> [Records shown]:
-------------------------
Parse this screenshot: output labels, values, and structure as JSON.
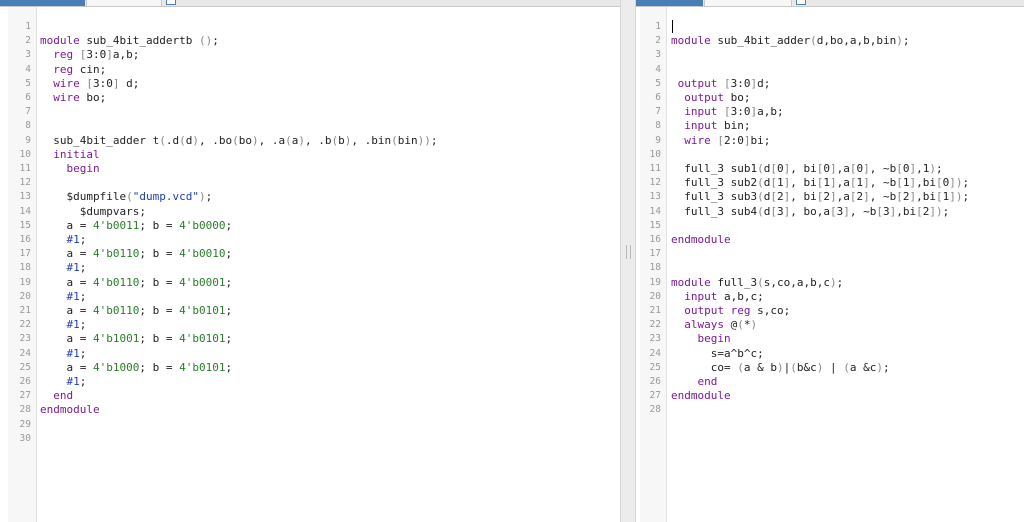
{
  "editor_left": {
    "lines": [
      "",
      "module sub_4bit_addertb ();",
      "  reg [3:0]a,b;",
      "  reg cin;",
      "  wire [3:0] d;",
      "  wire bo;",
      "",
      "",
      "  sub_4bit_adder t(.d(d), .bo(bo), .a(a), .b(b), .bin(bin));",
      "  initial",
      "    begin",
      "",
      "    $dumpfile(\"dump.vcd\");",
      "      $dumpvars;",
      "    a = 4'b0011; b = 4'b0000;",
      "    #1;",
      "    a = 4'b0110; b = 4'b0010;",
      "    #1;",
      "    a = 4'b0110; b = 4'b0001;",
      "    #1;",
      "    a = 4'b0110; b = 4'b0101;",
      "    #1;",
      "    a = 4'b1001; b = 4'b0101;",
      "    #1;",
      "    a = 4'b1000; b = 4'b0101;",
      "    #1;",
      "  end",
      "endmodule",
      "",
      ""
    ]
  },
  "editor_right": {
    "lines": [
      "",
      "module sub_4bit_adder(d,bo,a,b,bin);",
      "",
      "",
      " output [3:0]d;",
      "  output bo;",
      "  input [3:0]a,b;",
      "  input bin;",
      "  wire [2:0]bi;",
      "",
      "  full_3 sub1(d[0], bi[0],a[0], ~b[0],1);",
      "  full_3 sub2(d[1], bi[1],a[1], ~b[1],bi[0]);",
      "  full_3 sub3(d[2], bi[2],a[2], ~b[2],bi[1]);",
      "  full_3 sub4(d[3], bo,a[3], ~b[3],bi[2]);",
      "",
      "endmodule",
      "",
      "",
      "module full_3(s,co,a,b,c);",
      "  input a,b,c;",
      "  output reg s,co;",
      "  always @(*)",
      "    begin",
      "      s=a^b^c;",
      "      co= (a & b)|(b&c) | (a &c);",
      "    end",
      "endmodule",
      ""
    ]
  }
}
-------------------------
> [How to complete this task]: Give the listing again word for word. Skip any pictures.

> [Answer to this problem]:
Parse this screenshot: output labels, values, and structure as JSON.
{
  "editor_left": {
    "lines": [
      "",
      "module sub_4bit_addertb ();",
      "  reg [3:0]a,b;",
      "  reg cin;",
      "  wire [3:0] d;",
      "  wire bo;",
      "",
      "",
      "  sub_4bit_adder t(.d(d), .bo(bo), .a(a), .b(b), .bin(bin));",
      "  initial",
      "    begin",
      "",
      "    $dumpfile(\"dump.vcd\");",
      "      $dumpvars;",
      "    a = 4'b0011; b = 4'b0000;",
      "    #1;",
      "    a = 4'b0110; b = 4'b0010;",
      "    #1;",
      "    a = 4'b0110; b = 4'b0001;",
      "    #1;",
      "    a = 4'b0110; b = 4'b0101;",
      "    #1;",
      "    a = 4'b1001; b = 4'b0101;",
      "    #1;",
      "    a = 4'b1000; b = 4'b0101;",
      "    #1;",
      "  end",
      "endmodule",
      "",
      ""
    ]
  },
  "editor_right": {
    "lines": [
      "",
      "module sub_4bit_adder(d,bo,a,b,bin);",
      "",
      "",
      " output [3:0]d;",
      "  output bo;",
      "  input [3:0]a,b;",
      "  input bin;",
      "  wire [2:0]bi;",
      "",
      "  full_3 sub1(d[0], bi[0],a[0], ~b[0],1);",
      "  full_3 sub2(d[1], bi[1],a[1], ~b[1],bi[0]);",
      "  full_3 sub3(d[2], bi[2],a[2], ~b[2],bi[1]);",
      "  full_3 sub4(d[3], bo,a[3], ~b[3],bi[2]);",
      "",
      "endmodule",
      "",
      "",
      "module full_3(s,co,a,b,c);",
      "  input a,b,c;",
      "  output reg s,co;",
      "  always @(*)",
      "    begin",
      "      s=a^b^c;",
      "      co= (a & b)|(b&c) | (a &c);",
      "    end",
      "endmodule",
      ""
    ]
  }
}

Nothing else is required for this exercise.